Douglas E. Haynes
“Not only does Guha possess a mastery of a staggering diversity of historical practices in South Asia, his analysis extends to a thoughtful discussion of (and argument about) the origins and development of European history writing” William R. Pinch
“Guha charts the rise of historical memory in South Asia in a way that moves past literary affect or philosophical predisposition, refusing to reduce his subject to a reconfiguration of Western historiography even while he traces parallels in colonial institutions. Instead, Guha engages everything from family lineages and modes of accounting, to grand memorial narratives of the rise and fall of dynasties, to give us a comprehensive study of how social memory, wedded to evidence-based reasoning, transformed into the historical arts of South Asia, and finally how history matters even now in a ‘post-truth’ age” Christian Novetzke
He presents memory as the result of both remembering and forgetting and of the preservation, recovery, and decay of records. By describing how these processes work through sociopolitical organizations, Guha delineates the historiographic legacy acquired by the British in colonial India; the creation of the centralized educational system and mass production of textbooks that led to the unification of historical discourses under colonial auspices; and the divergence of these discourses in the twentieth century under the impact of nationalism and decolonization.
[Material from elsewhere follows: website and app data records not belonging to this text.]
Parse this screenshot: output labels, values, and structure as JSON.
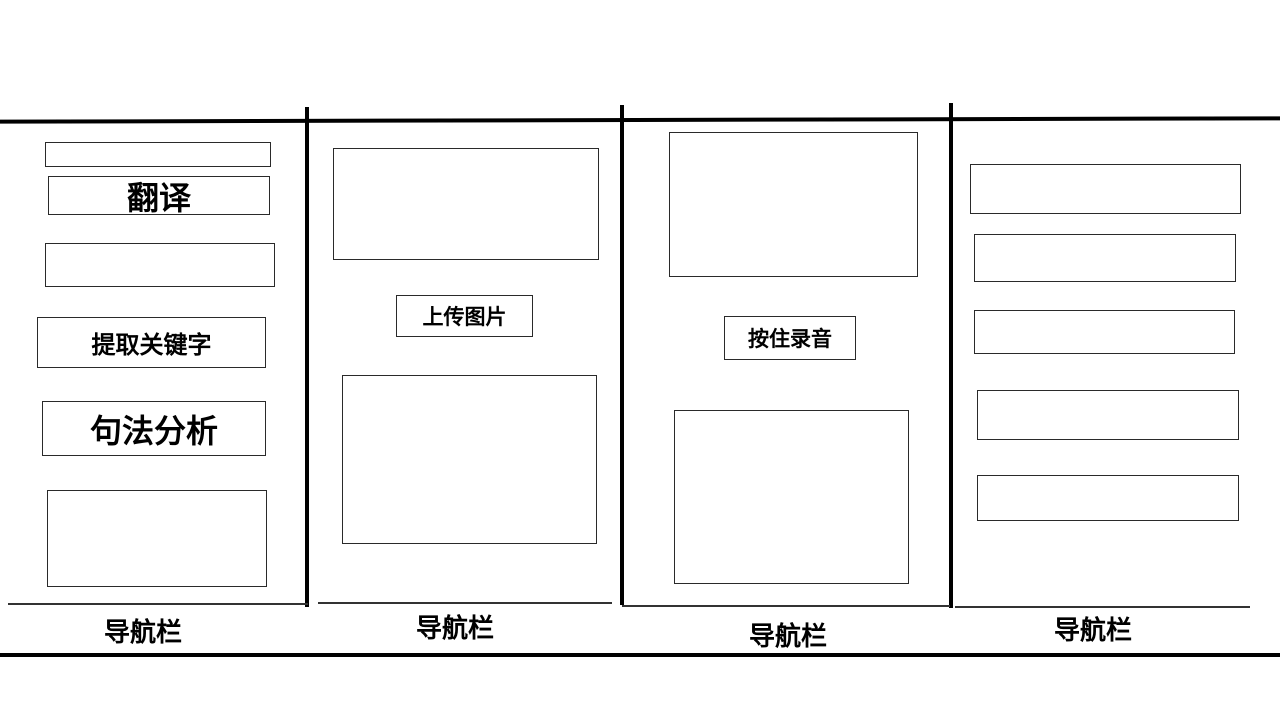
{
  "screen1": {
    "translate_button": "翻译",
    "keywords_button": "提取关键字",
    "syntax_button": "句法分析",
    "navbar_label": "导航栏"
  },
  "screen2": {
    "upload_button": "上传图片",
    "navbar_label": "导航栏"
  },
  "screen3": {
    "record_button": "按住录音",
    "navbar_label": "导航栏"
  },
  "screen4": {
    "navbar_label": "导航栏"
  }
}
Guha brings together sources from a range of languages and regions to provide the first intellectual history of the ways in which socially recognized historical memory has been made across the subcontinent. This thoughtful study contributes to debates beyond the field of history that complicate the understanding of objectivity and documentation in a seemingly post-truth world.